Despite the opening language, Bourbaki's intended audience are not absolute beginners in mathematics, but rather undergraduates, graduate students, and professors who are familiar with mathematical concepts. Claude Chevalley said that the ''Éléments'' are "useless for a beginner", and Pierre Cartier clarified that "The misunderstanding was that it should be a textbook for everybody. That was the big disaster."
The work is divided into two halves. While the first half—the ''Structures fondamentales de l’analyse''—treats established subjects, the second half deals with modern research areas like commutative algebra and spectral theory. This divide in the work is related to a historical change in the intent of the treatise. The ''Éléments'
'' content consists of theorems, proofs, exercises and related commentary, common material in math textbooks. Despite this presentation, the first half was not written as
Research is " creative and systematic work undertaken to increase the stock of knowledge". It involves the collection, organization and analysis of evidence to increase understanding of a topic, characterized by a particular attentiveness ...
but rather as a reorganized presentation of established knowledge. In this sense, the ''Éléments first half was more akin to an
An encyclopedia (American English) or encyclopædia (British English) is a reference work or compendium providing summaries of knowledge either general or special to a particular field or discipline. Encyclopedias are divided into articles ...
than a textbook series. As Cartier remarked, "The misunderstanding was that many people thought it should be ''taught'' the way it was written in the books.
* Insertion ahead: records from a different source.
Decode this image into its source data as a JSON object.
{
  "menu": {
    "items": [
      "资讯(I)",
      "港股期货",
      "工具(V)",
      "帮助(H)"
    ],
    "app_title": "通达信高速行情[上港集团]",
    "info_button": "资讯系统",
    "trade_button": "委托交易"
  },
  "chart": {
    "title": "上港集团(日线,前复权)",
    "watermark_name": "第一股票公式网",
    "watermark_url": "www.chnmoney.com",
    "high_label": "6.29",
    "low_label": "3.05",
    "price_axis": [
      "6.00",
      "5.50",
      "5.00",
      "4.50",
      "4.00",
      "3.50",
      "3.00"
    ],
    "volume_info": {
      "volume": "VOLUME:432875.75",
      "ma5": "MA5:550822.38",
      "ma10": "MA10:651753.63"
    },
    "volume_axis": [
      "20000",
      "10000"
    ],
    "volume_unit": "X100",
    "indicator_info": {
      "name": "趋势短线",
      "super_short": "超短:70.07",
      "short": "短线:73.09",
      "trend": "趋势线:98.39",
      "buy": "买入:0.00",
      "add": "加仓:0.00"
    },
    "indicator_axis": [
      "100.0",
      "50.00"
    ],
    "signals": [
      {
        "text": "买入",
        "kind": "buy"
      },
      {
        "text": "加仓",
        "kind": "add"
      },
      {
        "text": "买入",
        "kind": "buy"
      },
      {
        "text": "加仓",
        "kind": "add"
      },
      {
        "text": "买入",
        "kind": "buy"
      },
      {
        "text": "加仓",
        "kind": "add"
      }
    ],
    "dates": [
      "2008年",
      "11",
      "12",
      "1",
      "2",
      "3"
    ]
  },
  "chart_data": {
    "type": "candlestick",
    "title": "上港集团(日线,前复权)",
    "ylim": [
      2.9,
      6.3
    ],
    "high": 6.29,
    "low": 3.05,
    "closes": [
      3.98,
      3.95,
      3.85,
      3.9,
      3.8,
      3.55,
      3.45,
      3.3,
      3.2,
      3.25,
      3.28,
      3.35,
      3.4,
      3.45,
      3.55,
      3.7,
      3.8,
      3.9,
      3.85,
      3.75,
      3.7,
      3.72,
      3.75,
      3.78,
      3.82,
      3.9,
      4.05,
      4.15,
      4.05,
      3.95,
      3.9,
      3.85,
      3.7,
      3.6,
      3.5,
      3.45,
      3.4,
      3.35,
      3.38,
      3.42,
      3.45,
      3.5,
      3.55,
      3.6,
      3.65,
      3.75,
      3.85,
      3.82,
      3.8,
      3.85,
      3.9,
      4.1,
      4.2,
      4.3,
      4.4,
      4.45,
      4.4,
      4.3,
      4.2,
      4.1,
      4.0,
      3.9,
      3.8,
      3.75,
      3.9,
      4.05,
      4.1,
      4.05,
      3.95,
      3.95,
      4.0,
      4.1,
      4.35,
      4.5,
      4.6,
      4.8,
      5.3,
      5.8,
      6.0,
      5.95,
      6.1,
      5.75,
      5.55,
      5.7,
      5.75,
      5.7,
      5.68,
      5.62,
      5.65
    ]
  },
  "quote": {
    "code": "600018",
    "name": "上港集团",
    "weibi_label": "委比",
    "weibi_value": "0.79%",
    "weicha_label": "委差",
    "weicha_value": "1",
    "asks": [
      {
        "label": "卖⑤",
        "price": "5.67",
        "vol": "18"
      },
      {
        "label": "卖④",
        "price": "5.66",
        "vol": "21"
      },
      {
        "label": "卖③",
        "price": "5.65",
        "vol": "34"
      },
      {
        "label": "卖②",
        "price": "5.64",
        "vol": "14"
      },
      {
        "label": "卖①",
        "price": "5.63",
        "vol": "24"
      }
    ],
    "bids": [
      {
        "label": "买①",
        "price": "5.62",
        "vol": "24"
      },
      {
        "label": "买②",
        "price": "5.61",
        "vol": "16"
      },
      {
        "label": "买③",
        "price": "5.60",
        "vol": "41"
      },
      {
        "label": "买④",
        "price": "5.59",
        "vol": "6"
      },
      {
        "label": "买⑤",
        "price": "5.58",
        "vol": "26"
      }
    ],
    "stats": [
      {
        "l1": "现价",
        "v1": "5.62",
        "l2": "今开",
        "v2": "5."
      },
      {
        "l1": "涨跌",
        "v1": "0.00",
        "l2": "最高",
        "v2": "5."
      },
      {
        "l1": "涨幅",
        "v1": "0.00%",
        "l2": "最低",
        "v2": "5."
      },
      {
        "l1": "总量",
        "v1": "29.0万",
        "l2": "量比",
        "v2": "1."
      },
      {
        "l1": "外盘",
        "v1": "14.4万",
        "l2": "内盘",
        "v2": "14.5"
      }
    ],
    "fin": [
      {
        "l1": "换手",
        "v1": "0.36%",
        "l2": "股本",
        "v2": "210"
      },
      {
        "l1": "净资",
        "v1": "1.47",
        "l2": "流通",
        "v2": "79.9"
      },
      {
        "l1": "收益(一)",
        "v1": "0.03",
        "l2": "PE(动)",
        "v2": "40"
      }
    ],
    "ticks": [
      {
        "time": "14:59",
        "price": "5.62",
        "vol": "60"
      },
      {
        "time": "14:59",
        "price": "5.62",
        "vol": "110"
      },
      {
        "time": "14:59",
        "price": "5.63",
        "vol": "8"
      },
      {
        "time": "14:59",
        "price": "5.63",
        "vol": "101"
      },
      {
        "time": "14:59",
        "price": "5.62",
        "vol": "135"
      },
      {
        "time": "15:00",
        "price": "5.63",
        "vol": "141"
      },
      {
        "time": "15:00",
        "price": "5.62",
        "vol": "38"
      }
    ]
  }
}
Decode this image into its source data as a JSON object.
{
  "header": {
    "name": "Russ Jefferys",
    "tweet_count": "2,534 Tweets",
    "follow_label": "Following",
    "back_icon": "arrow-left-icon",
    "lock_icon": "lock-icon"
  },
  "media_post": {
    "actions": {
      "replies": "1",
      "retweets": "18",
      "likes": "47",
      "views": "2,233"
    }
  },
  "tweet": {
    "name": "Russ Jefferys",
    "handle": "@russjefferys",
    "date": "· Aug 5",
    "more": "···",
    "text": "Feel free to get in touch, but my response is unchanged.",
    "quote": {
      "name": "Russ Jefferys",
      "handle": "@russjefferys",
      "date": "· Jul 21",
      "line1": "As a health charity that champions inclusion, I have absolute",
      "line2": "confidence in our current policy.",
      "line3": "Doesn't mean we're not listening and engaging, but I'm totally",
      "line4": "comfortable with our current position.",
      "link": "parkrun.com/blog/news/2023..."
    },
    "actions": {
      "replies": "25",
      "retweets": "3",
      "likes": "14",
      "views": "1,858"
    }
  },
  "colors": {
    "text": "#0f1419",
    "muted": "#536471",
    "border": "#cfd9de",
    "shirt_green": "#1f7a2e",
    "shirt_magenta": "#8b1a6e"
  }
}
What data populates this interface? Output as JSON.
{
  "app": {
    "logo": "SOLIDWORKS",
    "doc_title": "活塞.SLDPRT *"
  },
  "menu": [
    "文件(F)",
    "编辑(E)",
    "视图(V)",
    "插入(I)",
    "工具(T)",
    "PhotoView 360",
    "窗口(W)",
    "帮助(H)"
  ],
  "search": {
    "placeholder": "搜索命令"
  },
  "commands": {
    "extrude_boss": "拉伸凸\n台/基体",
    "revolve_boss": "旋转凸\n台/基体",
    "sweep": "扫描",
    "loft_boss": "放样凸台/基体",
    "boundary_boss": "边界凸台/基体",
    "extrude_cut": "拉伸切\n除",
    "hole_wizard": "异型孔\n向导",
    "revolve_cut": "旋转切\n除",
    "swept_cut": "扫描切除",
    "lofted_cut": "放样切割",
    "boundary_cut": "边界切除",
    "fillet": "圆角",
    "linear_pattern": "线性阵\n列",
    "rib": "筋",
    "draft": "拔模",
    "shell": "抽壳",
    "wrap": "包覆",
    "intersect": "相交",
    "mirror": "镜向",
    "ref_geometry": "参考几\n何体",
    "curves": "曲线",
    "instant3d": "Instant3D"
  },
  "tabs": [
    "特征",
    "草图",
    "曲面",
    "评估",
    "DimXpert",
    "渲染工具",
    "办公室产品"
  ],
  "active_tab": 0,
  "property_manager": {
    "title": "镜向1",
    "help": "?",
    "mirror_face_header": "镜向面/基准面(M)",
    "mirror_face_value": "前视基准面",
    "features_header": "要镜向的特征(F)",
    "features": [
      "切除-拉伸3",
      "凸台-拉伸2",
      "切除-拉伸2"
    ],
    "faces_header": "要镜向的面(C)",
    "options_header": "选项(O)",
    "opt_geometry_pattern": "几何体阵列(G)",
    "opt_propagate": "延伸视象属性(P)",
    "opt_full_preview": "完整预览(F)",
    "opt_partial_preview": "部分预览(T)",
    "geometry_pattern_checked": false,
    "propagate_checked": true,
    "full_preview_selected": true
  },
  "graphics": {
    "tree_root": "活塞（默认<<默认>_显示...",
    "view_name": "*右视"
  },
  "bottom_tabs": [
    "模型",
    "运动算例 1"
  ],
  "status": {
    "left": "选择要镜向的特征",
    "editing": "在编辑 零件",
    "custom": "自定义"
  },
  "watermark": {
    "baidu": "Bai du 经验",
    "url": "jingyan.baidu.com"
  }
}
You can think of the first books of Bourbaki as an encyclopedia of mathematics... If you consider it as a textbook, it's a disaster."
The strict, ordered presentation of material in the ''Éléments first half was meant to form the basis for any further additions. However, developments in modern mathematical research have proven difficult to adapt in terms of Bourbaki's organizational scheme. This difficulty has been attributed to the fluid, dynamic nature of ongoing research which, being new, is not settled or fully understood.
Bourbaki's style has been described as a particular scientific
In science and philosophy, a paradigm () is a distinct set of concepts or thought patterns, including theories, research methods, postulates, and standards for what constitute legitimate contributions to a field.
''Paradigm'' comes ...
which has been superseded in a
A paradigm shift, a concept brought into the common lexicon by the American physicist and philosopher Thomas Kuhn, is a fundamental change in the basic concepts and experimental practices of a scientific discipline. Even though Kuhn restricted t ...
. For example, Ian Stewart
cited Vaughan Jones'
novel work in
In the mathematical field of topology, knot theory is the study of mathematical knots. While inspired by knots which appear in daily life, such as those in shoelaces and rope, a mathematical knot differs in that the ends are joined so it canno ...
as an example of topology which was done without dependence on Bourbaki's system.
Bourbaki's influence has declined over time;
this decline has been partly attributed to the absence of certain modern topics—such as category theory—from the treatise.
Although multiple criticisms have pointed to shortcomings in the collective's project, one has also pointed to its strength: Bourbaki was a "victim of its own success"
in the sense that it accomplished what it set out to do, achieving its original goal of presenting a thorough treatise on modern mathematics. These factors prompted biographer Maurice Mashaal to conclude his treatment of Bourbaki in the following terms:
* Bourbaki–Witt theorem
* Jacobson–Bourbaki theorem
;Other collective mathematical pseudonyms
* Arthur Besse
* Blanche Descartes
* John Rainwater
* G. W. Peck
* Presumptive author: Jean Dieudonné. Authorized translation of the book chapter ''L'architecture des mathématiques'', appearing in English as a journal article.
Official Website of ''L'Association des Collaborateurs de Nicolas Bourbaki''
Archives of the association
1934 establishments in France
1935 establishments in France
Academic shared pseudonyms
Large-scale mathematical formalization projects
Organizations established in 1934
Organizations established in 1935
Secret societies in France